Price discrimination is distinguished from product differentiation by the more substantial difference in production cost for the differently priced products involved in the latter strategy.
"Package size and price discrimination in the paper towel market," International Journal of Industrial Organization, Elsevier, vol. 26(2), pagesMarch. Andrew Cohen, "Identifying Price Discrimination When Product Menus Are Endogenous," Southern Economic Journal, Southern Economic Association, vol.
77(3), pagesJanuary. Price discrimination of the first degree is rare and is to be found in such rare products as diamonds, jewels, precious stones, etc. But a monopolist must have full knowledge of the demand curve faced by him and he should know the maximum price that the consumers are willing to pay for each unit of the product he wants to sell.
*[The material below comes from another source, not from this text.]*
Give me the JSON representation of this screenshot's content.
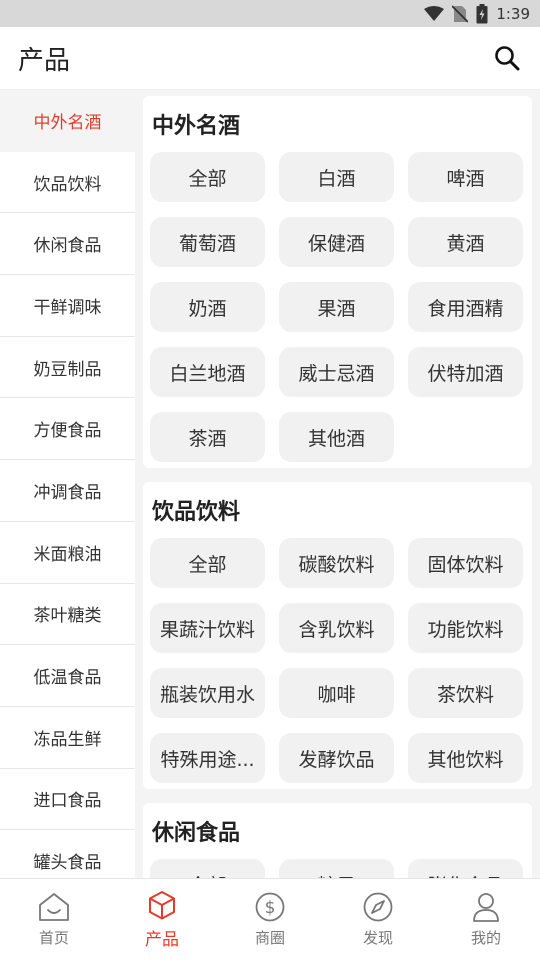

Identifying price discrimination when product menus are endogenous. Assessing bettors' ability to process dynamic information: policy implications. International business alliance under asymmetric information: technology vis-a-vis information advantage. Two-way outsourcing, international migration, and wage inequality.
Product differentiation and price discrimination are two strategies used in marketing and economics. Product differentiation is the process used to. Main factors affecting price determination of product are: 1. Product Cost 2.
The Utility and Demand 3. Extent of Competition in the Market 4. Government and Legal Regulations 5. Pricing Objectives 6. Marketing Methods Used. Product Cost: The most important factor affecting the price of a product.
Price discrimination is a selling strategy that charges customers different prices for the same product or service based on what the seller thinks they can get the customer to agree to.
3rd DEGREE PRICE DISCRIMINATION Conditions I Demand must be heterogeneous; that is, di erent demand segments must have di erent price elasticities of demand. I Managers must be able to identify and segregate the di erent segments. I Markets must be successfully sealed so that customers in one segment cannot transfer the goods to another segment.
F \segment and seal" - condition or. First, although purchase histories reveal consumer preferences, competitive exploitation of such information damages differentiation, similar to the classic finding that behavior-based price discrimination intensifies price competition.
With endogenous product design, there is yet a. a menu of product qualities and price choices. By o ering targeted price-quality packages rms are able to raise pro tability and extract consumer surplus without full information on the consumer (rst degree price discrimination) nor an identifying characteristic to segment consumers into groups (third degree price discrimination).
It’s no secret that small businesses play a vital role in the US economy. However, revenue for small businesses can be scarce. For instance, small businesses that do not have any employees average just $44, a year in annual revenue with two-thirds of these companies earning less than $25, per year.
While various factors can affect a business’s revenue potential, one of the most. First, we must mention Phlips' () extensive book, The Economics of Price Discrimination, which contains a broad survey of the area and many intriguing examples.
Next, we have found Tirole's () chapter on price discrimination to be very useful, especially in its description of issues involving nonlinear pricing. A Primer on the Federal Price Discrimination Laws, Fourth Edition A Primer on the Federal Price Discrimination Laws, Fourth Edition This book will aid business executives and operating managers as well as lawyers in understanding the Robinson-Patman Act and identifying issues that require more in-depth consideration.
Abstract. In this paper, we propose a method to visualize online consumer search in so-called product search maps. Manufacturers can use these maps to understand how consumers search for competing products prior to choice, including how information acquisition and product search is organized along brand- product attributes- and/or price related search strategies.